Session delivery

I cannot tell you how exciting and nerve-wracking things get when you finally start delivering a project like this to members of the local area! The good level of detail that we included in our planning allowed us to feel confident when facilitating, and the high levels of enthusiasm and how close we felt as a team by this time, really allowed us to create a friendly and welcoming atmosphere for the participants.

Something that did worry us was that the ratio of museum people/non-museum people was 4:2 in favour of the former. We resolved this by agreeing to do all the activities and participate in the debates alongside the participants, so it didn’t feel that they were being constantly examined by us. In addition, some of the activities had the potential to make people feel vulnerable by sharing personal accounts and opinions, so it was only fair that we should become vulnerable too by doing the same tasks.

For all the planning that the sessions took, they really went in a flash, we were enjoying them so much. But they did run very smoothly, and although we were following the planning very closely, we also allowed a good deal of improvisation to take part as this is also essential to explorative and creative processes. For us, planning was a guideline and not an inflexible norm: it is important to have that presence of mind to really be caught up in the moment and react to what is happening. This allowed a really good flow during the conversations and opened us more to discuss difficult topics.

Assessing outcomes

Apart from all the feedback we collected during the sessions, we sent participants a feedback form to complete, which included key questions about aspects of the project we needed to learn more about, and that might not have been conveyed during the sessions.

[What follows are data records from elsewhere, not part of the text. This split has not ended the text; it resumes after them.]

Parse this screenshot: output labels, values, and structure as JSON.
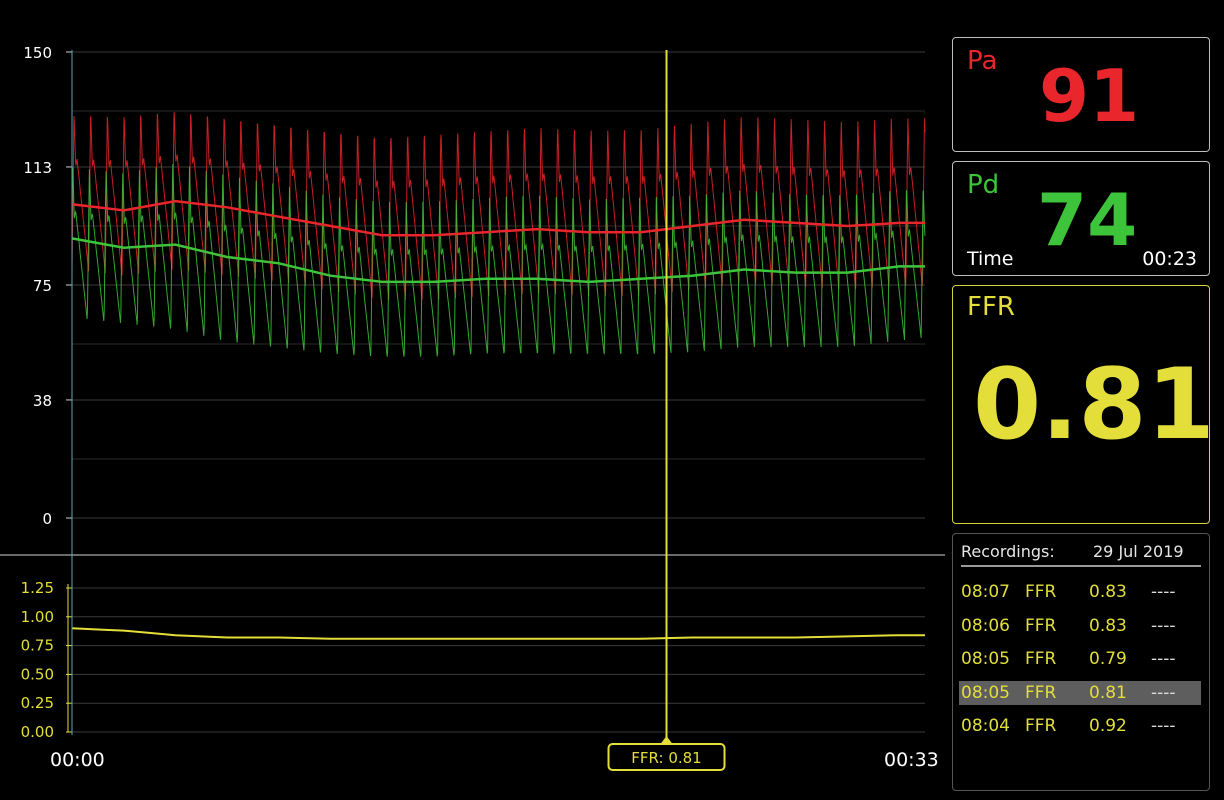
{
  "chart_data": [
    {
      "type": "line",
      "title": "",
      "xlabel": "",
      "ylabel": "",
      "x_range": [
        "00:00",
        "00:33"
      ],
      "xlim": [
        0,
        33
      ],
      "ylim": [
        0,
        150
      ],
      "y_ticks": [
        "150",
        "113",
        "75",
        "38",
        "0"
      ],
      "grid": true,
      "series": [
        {
          "name": "Pa",
          "color": "#e8262b",
          "x": [
            0,
            2,
            4,
            6,
            8,
            10,
            12,
            14,
            16,
            18,
            20,
            22,
            24,
            26,
            28,
            30,
            32,
            33
          ],
          "mean": [
            101,
            99,
            102,
            100,
            97,
            94,
            91,
            91,
            92,
            93,
            92,
            92,
            94,
            96,
            95,
            94,
            95,
            95
          ],
          "max": [
            131,
            131,
            133,
            131,
            129,
            127,
            125,
            126,
            127,
            128,
            127,
            127,
            129,
            131,
            130,
            129,
            130,
            130
          ],
          "min": [
            80,
            78,
            80,
            78,
            76,
            73,
            70,
            70,
            71,
            72,
            71,
            71,
            73,
            75,
            74,
            73,
            74,
            74
          ]
        },
        {
          "name": "Pd",
          "color": "#3ec43a",
          "x": [
            0,
            2,
            4,
            6,
            8,
            10,
            12,
            14,
            16,
            18,
            20,
            22,
            24,
            26,
            28,
            30,
            32,
            33
          ],
          "mean": [
            90,
            87,
            88,
            84,
            82,
            78,
            76,
            76,
            77,
            77,
            76,
            77,
            78,
            80,
            79,
            79,
            81,
            81
          ],
          "max": [
            114,
            112,
            115,
            111,
            108,
            104,
            102,
            102,
            103,
            104,
            103,
            104,
            105,
            107,
            106,
            106,
            108,
            108
          ],
          "min": [
            64,
            62,
            60,
            56,
            54,
            52,
            51,
            51,
            52,
            52,
            52,
            52,
            53,
            55,
            55,
            55,
            57,
            58
          ]
        }
      ]
    },
    {
      "type": "line",
      "title": "",
      "xlim": [
        0,
        33
      ],
      "ylim": [
        0,
        1.25
      ],
      "y_ticks": [
        "1.25",
        "1.00",
        "0.75",
        "0.50",
        "0.25",
        "0.00"
      ],
      "grid": true,
      "series": [
        {
          "name": "FFR",
          "color": "#e3de3a",
          "x": [
            0,
            1,
            2,
            3,
            4,
            5,
            6,
            8,
            10,
            12,
            14,
            16,
            18,
            20,
            22,
            24,
            26,
            28,
            30,
            32,
            33
          ],
          "y": [
            0.9,
            0.89,
            0.88,
            0.86,
            0.84,
            0.83,
            0.82,
            0.82,
            0.81,
            0.81,
            0.81,
            0.81,
            0.81,
            0.81,
            0.81,
            0.82,
            0.82,
            0.82,
            0.83,
            0.84,
            0.84
          ]
        }
      ]
    }
  ],
  "axis": {
    "x_start": "00:00",
    "x_end": "00:33"
  },
  "cursor": {
    "time": 23,
    "label": "FFR: 0.81"
  },
  "panels": {
    "pa": {
      "label": "Pa",
      "value": "91"
    },
    "pd": {
      "label": "Pd",
      "value": "74",
      "time_label": "Time",
      "time_value": "00:23"
    },
    "ffr": {
      "label": "FFR",
      "value": "0.81"
    }
  },
  "recordings": {
    "header": "Recordings:",
    "date": "29 Jul 2019",
    "rows": [
      {
        "time": "08:07",
        "type": "FFR",
        "value": "0.83",
        "extra": "----",
        "selected": false
      },
      {
        "time": "08:06",
        "type": "FFR",
        "value": "0.83",
        "extra": "----",
        "selected": false
      },
      {
        "time": "08:05",
        "type": "FFR",
        "value": "0.79",
        "extra": "----",
        "selected": false
      },
      {
        "time": "08:05",
        "type": "FFR",
        "value": "0.81",
        "extra": "----",
        "selected": true
      },
      {
        "time": "08:04",
        "type": "FFR",
        "value": "0.92",
        "extra": "----",
        "selected": false
      }
    ]
  },
  "colors": {
    "pa": "#e8262b",
    "pd": "#3ec43a",
    "ffr": "#e3de3a",
    "grid": "#3a3a3a"
  }
}
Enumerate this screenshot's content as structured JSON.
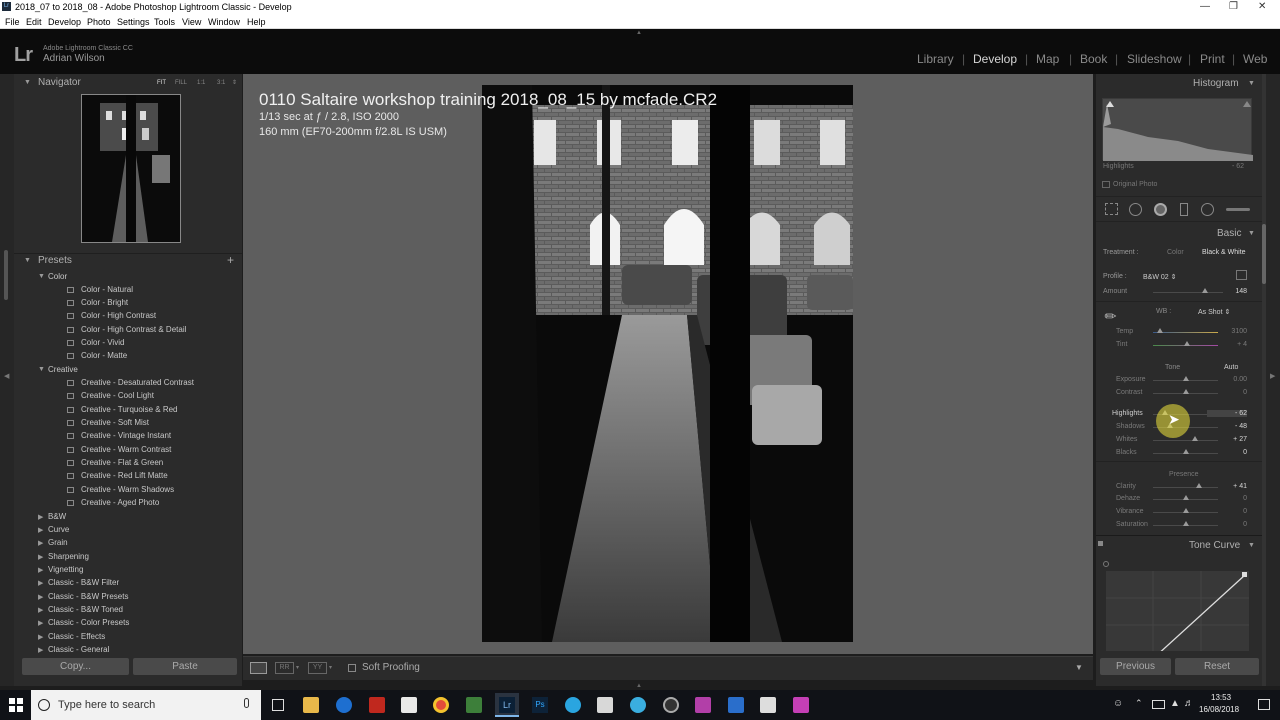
{
  "window": {
    "title": "2018_07 to 2018_08 - Adobe Photoshop Lightroom Classic - Develop",
    "menu": [
      "File",
      "Edit",
      "Develop",
      "Photo",
      "Settings",
      "Tools",
      "View",
      "Window",
      "Help"
    ]
  },
  "identity": {
    "logo": "Lr",
    "product": "Adobe Lightroom Classic CC",
    "user": "Adrian Wilson"
  },
  "modules": [
    "Library",
    "Develop",
    "Map",
    "Book",
    "Slideshow",
    "Print",
    "Web"
  ],
  "active_module": "Develop",
  "navigator": {
    "title": "Navigator",
    "zoom_options": [
      "FIT",
      "FILL",
      "1:1",
      "3:1"
    ]
  },
  "presets": {
    "title": "Presets",
    "add_symbol": "+",
    "color_group": {
      "name": "Color",
      "items": [
        "Color - Natural",
        "Color - Bright",
        "Color - High Contrast",
        "Color - High Contrast & Detail",
        "Color - Vivid",
        "Color - Matte"
      ]
    },
    "creative_group": {
      "name": "Creative",
      "items": [
        "Creative - Desaturated Contrast",
        "Creative - Cool Light",
        "Creative - Turquoise & Red",
        "Creative - Soft Mist",
        "Creative - Vintage Instant",
        "Creative - Warm Contrast",
        "Creative - Flat & Green",
        "Creative - Red Lift Matte",
        "Creative - Warm Shadows",
        "Creative - Aged Photo"
      ]
    },
    "collapsed_groups": [
      "B&W",
      "Curve",
      "Grain",
      "Sharpening",
      "Vignetting",
      "Classic - B&W Filter",
      "Classic - B&W Presets",
      "Classic - B&W Toned",
      "Classic - Color Presets",
      "Classic - Effects",
      "Classic - General"
    ]
  },
  "left_buttons": {
    "copy": "Copy...",
    "paste": "Paste"
  },
  "photo_info": {
    "filename": "0110 Saltaire workshop  training  2018_08_15 by mcfade.CR2",
    "exposure": "1/13 sec at ƒ / 2.8, ISO 2000",
    "lens": "160 mm (EF70-200mm f/2.8L IS USM)"
  },
  "toolbar": {
    "soft_proofing": "Soft Proofing"
  },
  "histogram": {
    "title": "Histogram",
    "hover_label": "Highlights",
    "hover_value": "- 62",
    "original_photo": "Original Photo"
  },
  "basic": {
    "title": "Basic",
    "treatment_label": "Treatment :",
    "treatment_color": "Color",
    "treatment_bw": "Black & White",
    "profile_label": "Profile :",
    "profile_value": "B&W 02",
    "amount_label": "Amount",
    "amount_value": "148",
    "amount_level": 0.74,
    "wb_label": "WB :",
    "wb_value": "As Shot",
    "tone_label": "Tone",
    "auto_label": "Auto",
    "presence_label": "Presence",
    "sliders": [
      {
        "label": "Temp",
        "value": "3100",
        "level": 0.1,
        "active": false
      },
      {
        "label": "Tint",
        "value": "+ 4",
        "level": 0.52,
        "active": false
      },
      {
        "label": "Exposure",
        "value": "0.00",
        "level": 0.5,
        "active": false
      },
      {
        "label": "Contrast",
        "value": "0",
        "level": 0.5,
        "active": false
      },
      {
        "label": "Highlights",
        "value": "- 62",
        "level": 0.19,
        "active": true
      },
      {
        "label": "Shadows",
        "value": "- 48",
        "level": 0.26,
        "active": true
      },
      {
        "label": "Whites",
        "value": "+ 27",
        "level": 0.64,
        "active": true
      },
      {
        "label": "Blacks",
        "value": "0",
        "level": 0.5,
        "active": true
      },
      {
        "label": "Clarity",
        "value": "+ 41",
        "level": 0.7,
        "active": true
      },
      {
        "label": "Dehaze",
        "value": "0",
        "level": 0.5,
        "active": false
      },
      {
        "label": "Vibrance",
        "value": "0",
        "level": 0.5,
        "active": false
      },
      {
        "label": "Saturation",
        "value": "0",
        "level": 0.5,
        "active": false
      }
    ]
  },
  "tone_curve": {
    "title": "Tone Curve"
  },
  "right_buttons": {
    "previous": "Previous",
    "reset": "Reset"
  },
  "taskbar": {
    "search_placeholder": "Type here to search",
    "time": "13:53",
    "date": "16/08/2018"
  }
}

Apart from this, we held debriefing meetings the day after each session to reflect on how everyone had felt and what they thought worked well and what we might improve for next time. Allowing this time to share ideas and feelings as a team after a session is incredibly important to understand your professional practice better, and it is a powerful instance of bonding for the team which will lead to better delivery.

The feedback we received was incredibly positive, and our participants even mentioned how their perception about the colonial heritage and local history of Cambridge changed. In addition, they mentioned how they shared the insights gained in this project with those around them, which for us was a fabulous outcome as well, as we wanted to encourage those conversations to happen outside museum environments. You can learn more about participants’ comments here: ReStorying OUR Museum with Kirsten: A Volunteer’s Perspective

Once we finished delivering the sessions to participants we assessed the feedback together and everything that we produced during the sessions, and brainstormed ways to share this wonderful journey with others. This was not simple, and somewhat resembled the planning process. What do we want to share and how? Who does what, and what are the timelines? After much deliberation, we decided to create a series of articles for the general public and for museum professionals as well as an interactive online display, and a new label display to see at the museum.

Next steps

Although I cannot say what is going to happen to this project next, I know none of us has had enough. We have had a glimpse of how transforming projects like this are for staff, volunteers, and members of the local community, and what a positive impact they can have in understanding our collections better. We have asked feedback from participants and volunteers, which will inform our next steps in exploring these issues in a participatory way and involving more residents of Cambridge.

We certainly want to continue working to examine our heritage critically, and we hope to be able to find the resources to carry on more projects like this.

If you have comments, please get in touch with me at

This post was written by Forencia Nannetti, Community and Visitor Engagement Officer at the Museum of Cambridge.

Small Museum, Big Issues: What it Takes for a Small Local Museum to Address Colonialism